_Work task:_ The expected answer is the complete listing, reproduced character for character.
*** Information shown ***
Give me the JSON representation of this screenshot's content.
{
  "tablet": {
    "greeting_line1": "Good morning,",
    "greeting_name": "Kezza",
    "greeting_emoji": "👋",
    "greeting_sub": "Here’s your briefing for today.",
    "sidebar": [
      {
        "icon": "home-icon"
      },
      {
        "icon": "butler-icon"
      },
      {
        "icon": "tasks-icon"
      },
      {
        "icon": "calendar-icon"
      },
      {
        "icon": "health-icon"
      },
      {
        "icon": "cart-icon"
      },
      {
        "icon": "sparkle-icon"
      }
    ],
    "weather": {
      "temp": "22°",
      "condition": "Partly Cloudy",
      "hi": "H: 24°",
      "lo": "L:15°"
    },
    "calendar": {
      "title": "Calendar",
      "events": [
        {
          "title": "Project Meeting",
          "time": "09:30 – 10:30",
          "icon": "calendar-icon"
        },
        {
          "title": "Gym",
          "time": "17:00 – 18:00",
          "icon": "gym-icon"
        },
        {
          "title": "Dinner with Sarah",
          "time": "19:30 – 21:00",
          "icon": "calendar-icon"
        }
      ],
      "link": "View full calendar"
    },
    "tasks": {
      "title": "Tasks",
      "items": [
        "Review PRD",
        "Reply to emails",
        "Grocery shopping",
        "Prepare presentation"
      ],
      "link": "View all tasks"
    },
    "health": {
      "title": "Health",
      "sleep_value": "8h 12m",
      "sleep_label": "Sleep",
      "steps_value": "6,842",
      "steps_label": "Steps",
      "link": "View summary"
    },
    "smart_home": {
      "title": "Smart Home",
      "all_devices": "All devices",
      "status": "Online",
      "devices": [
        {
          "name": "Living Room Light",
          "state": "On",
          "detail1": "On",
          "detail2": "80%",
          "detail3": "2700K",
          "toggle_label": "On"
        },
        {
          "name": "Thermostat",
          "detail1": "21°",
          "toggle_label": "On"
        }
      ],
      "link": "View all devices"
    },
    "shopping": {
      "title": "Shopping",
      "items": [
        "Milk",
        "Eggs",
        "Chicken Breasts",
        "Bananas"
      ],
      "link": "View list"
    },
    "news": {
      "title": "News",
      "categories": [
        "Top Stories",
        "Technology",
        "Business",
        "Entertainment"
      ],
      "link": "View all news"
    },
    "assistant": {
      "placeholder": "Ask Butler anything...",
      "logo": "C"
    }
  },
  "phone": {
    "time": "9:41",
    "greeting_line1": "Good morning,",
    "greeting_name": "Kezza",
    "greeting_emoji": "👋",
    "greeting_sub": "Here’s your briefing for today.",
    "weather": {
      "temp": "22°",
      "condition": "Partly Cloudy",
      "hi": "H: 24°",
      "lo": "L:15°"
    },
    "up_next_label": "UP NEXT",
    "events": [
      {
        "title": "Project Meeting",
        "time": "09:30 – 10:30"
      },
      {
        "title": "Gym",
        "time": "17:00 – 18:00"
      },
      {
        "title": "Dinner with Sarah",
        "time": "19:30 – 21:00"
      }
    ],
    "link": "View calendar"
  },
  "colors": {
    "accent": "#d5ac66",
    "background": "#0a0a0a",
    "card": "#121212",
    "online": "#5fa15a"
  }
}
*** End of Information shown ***
_Exercise output:_
Give me the JSON representation of this screenshot's content.
{
  "tablet": {
    "greeting_line1": "Good morning,",
    "greeting_name": "Kezza",
    "greeting_emoji": "👋",
    "greeting_sub": "Here’s your briefing for today.",
    "sidebar": [
      {
        "icon": "home-icon"
      },
      {
        "icon": "butler-icon"
      },
      {
        "icon": "tasks-icon"
      },
      {
        "icon": "calendar-icon"
      },
      {
        "icon": "health-icon"
      },
      {
        "icon": "cart-icon"
      },
      {
        "icon": "sparkle-icon"
      }
    ],
    "weather": {
      "temp": "22°",
      "condition": "Partly Cloudy",
      "hi": "H: 24°",
      "lo": "L:15°"
    },
    "calendar": {
      "title": "Calendar",
      "events": [
        {
          "title": "Project Meeting",
          "time": "09:30 – 10:30",
          "icon": "calendar-icon"
        },
        {
          "title": "Gym",
          "time": "17:00 – 18:00",
          "icon": "gym-icon"
        },
        {
          "title": "Dinner with Sarah",
          "time": "19:30 – 21:00",
          "icon": "calendar-icon"
        }
      ],
      "link": "View full calendar"
    },
    "tasks": {
      "title": "Tasks",
      "items": [
        "Review PRD",
        "Reply to emails",
        "Grocery shopping",
        "Prepare presentation"
      ],
      "link": "View all tasks"
    },
    "health": {
      "title": "Health",
      "sleep_value": "8h 12m",
      "sleep_label": "Sleep",
      "steps_value": "6,842",
      "steps_label": "Steps",
      "link": "View summary"
    },
    "smart_home": {
      "title": "Smart Home",
      "all_devices": "All devices",
      "status": "Online",
      "devices": [
        {
          "name": "Living Room Light",
          "state": "On",
          "detail1": "On",
          "detail2": "80%",
          "detail3": "2700K",
          "toggle_label": "On"
        },
        {
          "name": "Thermostat",
          "detail1": "21°",
          "toggle_label": "On"
        }
      ],
      "link": "View all devices"
    },
    "shopping": {
      "title": "Shopping",
      "items": [
        "Milk",
        "Eggs",
        "Chicken Breasts",
        "Bananas"
      ],
      "link": "View list"
    },
    "news": {
      "title": "News",
      "categories": [
        "Top Stories",
        "Technology",
        "Business",
        "Entertainment"
      ],
      "link": "View all news"
    },
    "assistant": {
      "placeholder": "Ask Butler anything...",
      "logo": "C"
    }
  },
  "phone": {
    "time": "9:41",
    "greeting_line1": "Good morning,",
    "greeting_name": "Kezza",
    "greeting_emoji": "👋",
    "greeting_sub": "Here’s your briefing for today.",
    "weather": {
      "temp": "22°",
      "condition": "Partly Cloudy",
      "hi": "H: 24°",
      "lo": "L:15°"
    },
    "up_next_label": "UP NEXT",
    "events": [
      {
        "title": "Project Meeting",
        "time": "09:30 – 10:30"
      },
      {
        "title": "Gym",
        "time": "17:00 – 18:00"
      },
      {
        "title": "Dinner with Sarah",
        "time": "19:30 – 21:00"
      }
    ],
    "link": "View calendar"
  },
  "colors": {
    "accent": "#d5ac66",
    "background": "#0a0a0a",
    "card": "#121212",
    "online": "#5fa15a"
  }
}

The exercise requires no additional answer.